Defamation proceedings brought against Sunday World to be held in private due to witness protection concerns
The Court of Appeal has granted an application for defamation proceedings to be held in camera, as sought by the Commissioner of An Garda Síochána.
The civil proceedings were brought by two private individuals against the Sunday World Newspapers Ltd, but were in connection with a previous case considered by the High Court involving a protected witness.
Due to the security issues at stake, President Ryan held that the exceptional circumstances of allowing a private hearing in civil proceedings were satisfied in the circumstances.
In this “unusual” and “unique” case considered by a three-judge Court of Appeal, two actions for defamation by Isabel Rogers and Patrick Gilchrist had their origins in previous litigation by a protected witness in a Witness Security Scheme operated by An Garda Síochána (Mooney v. Commissioner of An Garda Síochána & Ors. IEHC 155).
In relation to the Mooney proceedings, Ms Rogers and Mr Gilchrist brought defamation actions against the Sunday World Newspapers Ltd, based on newspaper articles concerning those earlier proceedings and the roles allegedly played by Ms Rogers and Mr Gilchrist in the events giving rise to that claim. The defamation actions against the Sunday World therefore relate to matters at issue in the earlier trial – which has led the Commissioner of An Garda Síochána to apply to the High Court to be joined as a notice party in these cases.
The Commissioner submitted that “the same issues of public, national importance and the protection of life and the interests of State security and public safety” arose in both trials and “sought similar orders to the earlier case for hearings otherwise than in public, with the Press being excluded” and therefore no publicity except for the verdict. While the Sunday World requested for the case to be heard in public in the normal way, the plaintiffs, Ms Rogers and Mr Gilchrist, submitted that a private trial, as sought by the Commissioner, would be the most efficacious option.
In the High Court, Justice Mac Eochaidh stopped “well short of the full relief” sought by the Commissioner – in an endeavour to “balance the rights of the parties by limiting access to the proceedings to persons strictly associated with them” and requiring to be there for the purposes of the litigation; the Commissioner was permitted “to apply to the court to prevent publication of any evidence which would harm or possibly harm the integrity of the State Witness Protection Scheme”.
The Press were permitted to be present, but the Court imposed “a time delay to apply automatically for a period of 24 hours restricting the reporting of any evidence during the course of the proceedings, following the expiration of which there was to be freedom to report and publish”.
In the result, neither the Commissioner nor the Sunday World was satisfied; and both appealed to the Court of Appeal against the orders as made, agreeing that the compromise solution found by the High Court would be unworkable in practice.
Court of Appeal
Article 34.1 of the Constitution was central to the appeal, providing that: “Justice shall be administered in courts established by law by judges appointed in the manner provided by this Constitution and, save in such special and limited cases as may be prescribed by law, shall be administered in public.”

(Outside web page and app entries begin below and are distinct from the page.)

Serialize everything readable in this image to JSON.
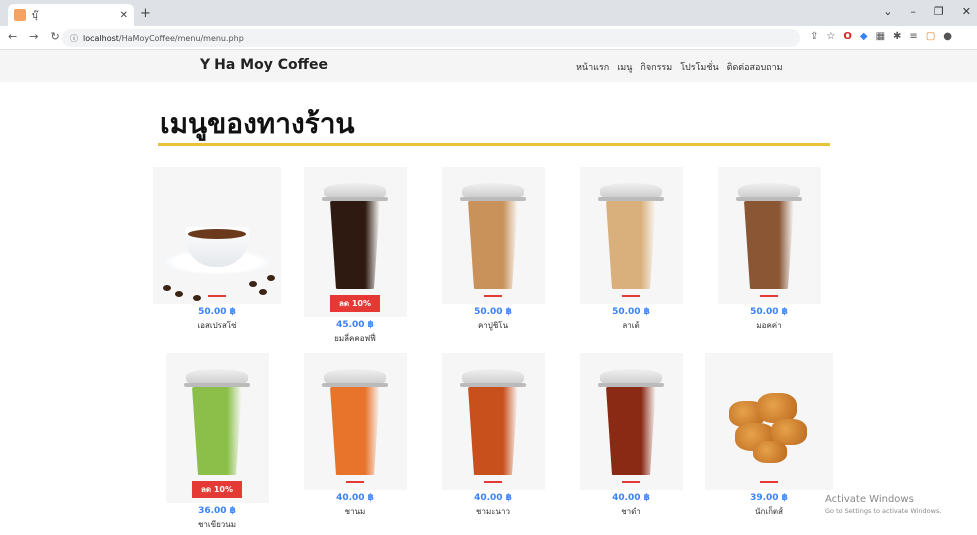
{
  "browser": {
    "tab_title": "บุ๊",
    "url_host": "localhost",
    "url_path": "/HaMoyCoffee/menu/menu.php"
  },
  "site": {
    "brand": "Ha Moy Coffee",
    "nav": [
      "หน้าแรก",
      "เมนู",
      "กิจกรรม",
      "โปรโมชั่น",
      "ติดต่อสอบถาม"
    ]
  },
  "page": {
    "title": "เมนูของทางร้าน"
  },
  "menu": [
    {
      "price": "50.00 ฿",
      "name": "เอสเปรสโซ่",
      "discount": "",
      "drink_color": "#6b3a1c",
      "kind": "cup"
    },
    {
      "price": "45.00 ฿",
      "name": "ยมลี่คคอฟฟี่",
      "discount": "ลด 10%",
      "drink_color": "#2e1a10",
      "kind": "plastic"
    },
    {
      "price": "50.00 ฿",
      "name": "คาปูชิโน",
      "discount": "",
      "drink_color": "#c9925a",
      "kind": "plastic"
    },
    {
      "price": "50.00 ฿",
      "name": "ลาเต้",
      "discount": "",
      "drink_color": "#d9b07c",
      "kind": "plastic"
    },
    {
      "price": "50.00 ฿",
      "name": "มอคค่า",
      "discount": "",
      "drink_color": "#8a5634",
      "kind": "plastic"
    },
    {
      "price": "36.00 ฿",
      "name": "ชาเขียวนม",
      "discount": "ลด 10%",
      "drink_color": "#8bbf4a",
      "kind": "plastic"
    },
    {
      "price": "40.00 ฿",
      "name": "ชานม",
      "discount": "",
      "drink_color": "#e8732a",
      "kind": "plastic"
    },
    {
      "price": "40.00 ฿",
      "name": "ชามะนาว",
      "discount": "",
      "drink_color": "#c8501c",
      "kind": "plastic"
    },
    {
      "price": "40.00 ฿",
      "name": "ชาดำ",
      "discount": "",
      "drink_color": "#8a2a14",
      "kind": "plastic"
    },
    {
      "price": "39.00 ฿",
      "name": "นักเก็ตส์",
      "discount": "",
      "drink_color": "#c47a2a",
      "kind": "nugget"
    }
  ],
  "watermark": {
    "line1": "Activate Windows",
    "line2": "Go to Settings to activate Windows."
  }
}
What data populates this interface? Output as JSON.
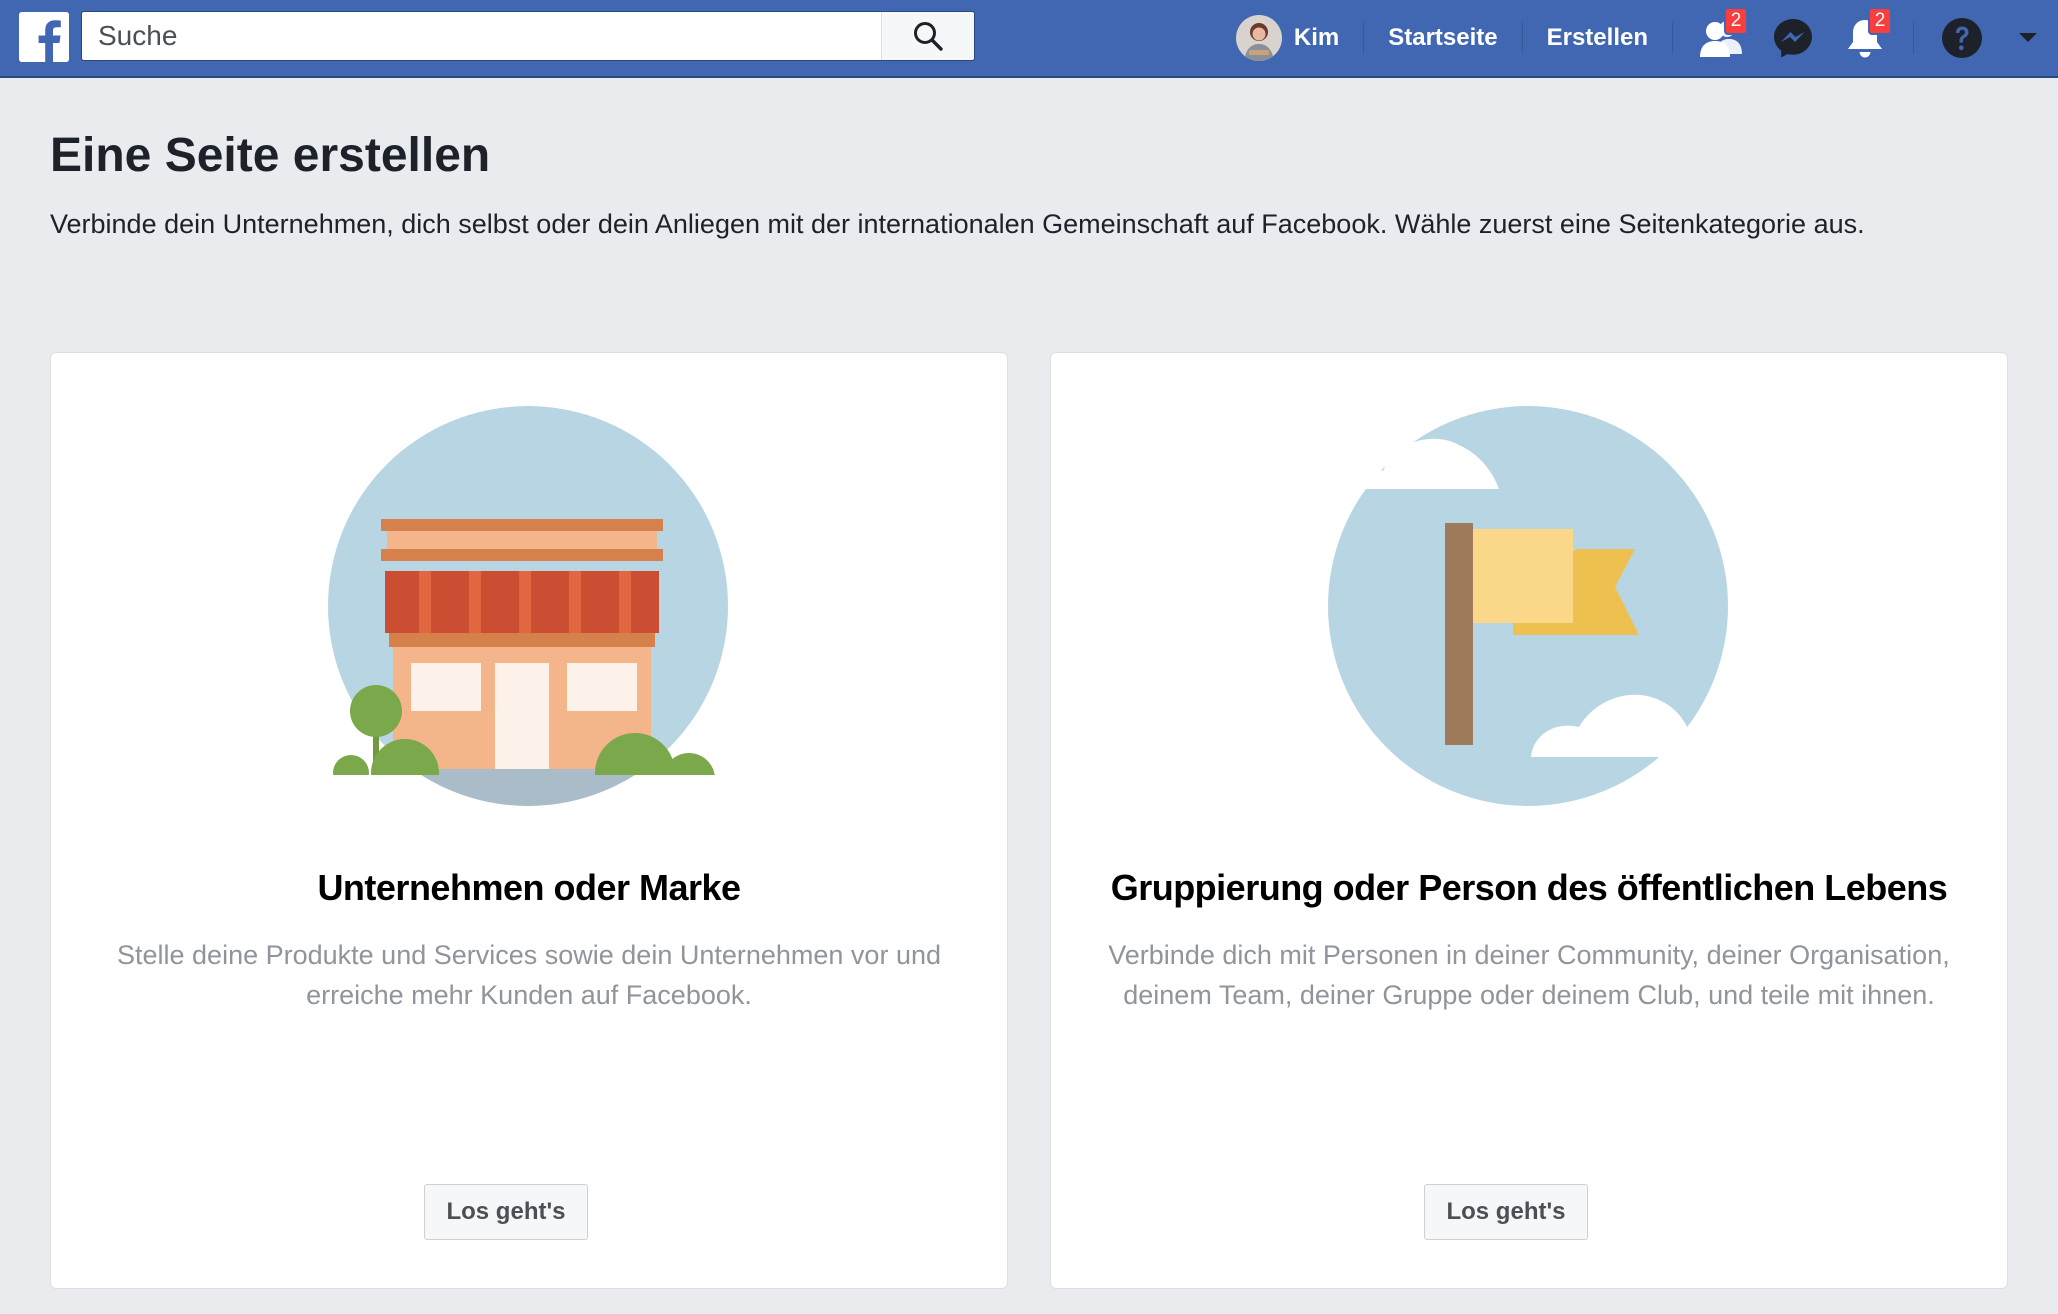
{
  "header": {
    "search_placeholder": "Suche",
    "profile_name": "Kim",
    "nav_home": "Startseite",
    "nav_create": "Erstellen",
    "friend_requests_count": "2",
    "notifications_count": "2",
    "colors": {
      "bar": "#4267b2",
      "badge": "#fa3e3e"
    },
    "icons": [
      "facebook-logo-icon",
      "search-icon",
      "friend-requests-icon",
      "messenger-icon",
      "notifications-bell-icon",
      "help-icon",
      "caret-down-icon"
    ]
  },
  "page": {
    "title": "Eine Seite erstellen",
    "subtitle": "Verbinde dein Unternehmen, dich selbst oder dein Anliegen mit der internationalen Gemeinschaft auf Facebook. Wähle zuerst eine Seitenkategorie aus."
  },
  "cards": [
    {
      "title": "Unternehmen oder Marke",
      "description": "Stelle deine Produkte und Services sowie dein Unternehmen vor und erreiche mehr Kunden auf Facebook.",
      "button": "Los geht's",
      "illustration": "storefront-illustration"
    },
    {
      "title": "Gruppierung oder Person des öffentlichen Lebens",
      "description": "Verbinde dich mit Personen in deiner Community, deiner Organisation, deinem Team, deiner Gruppe oder deinem Club, und teile mit ihnen.",
      "button": "Los geht's",
      "illustration": "flag-illustration"
    }
  ]
}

Furthermore, according to President Ryan, the principal question in the Court of Appeal was the interpretation of the legal principle underlying the decision in Irish Times Ltd & Ors v Ireland & Ors 1 IR 359. Irish Times v Ireland and subsequent cases establish that it is possible to exercise the jurisdiction to depart from public hearings in civil actions and not just in criminal trials but the circumstances must be extreme and rare indeed and the evidence cogent.
President Ryan was satisfied that in the extraordinary circumstances of the case, “the applicant surmounted the very high threshold necessary to justify the order sought” and that on the facts of the case, the Court could “adopt and endorse the contents of the concluding paragraphs of the Mooney judgment”.
On the undisputed facts, the Commissioner established that there was an existential threat generally and in particular to a practically unique catalogue of public and individual Constitutional rights and interests sufficient to outweigh the indisputably important requirements of Article 34.1
President Ryan held that the constitutional rights and interests at issue in the present case were the same as those considered in Mooney, stating that there was “no question of their status in the hierarchy of Constitutional rights and interests, including as they do rights to life, State security, public safety and international cooperation to combat crime of the most serious kind… and the functions of the Commissioner under the Official Secrets Act 1963”. Thus the nature of the interests at stake were “vital to the State”, and the threat to those interests “existential”.
President Ryan concluded that the only way for the interests to be safeguarded in the litigation would be by an order granting the private trial as sought by the Commissioner, similar to that in Mooney.
- by Róise Connolly for Irish Legal News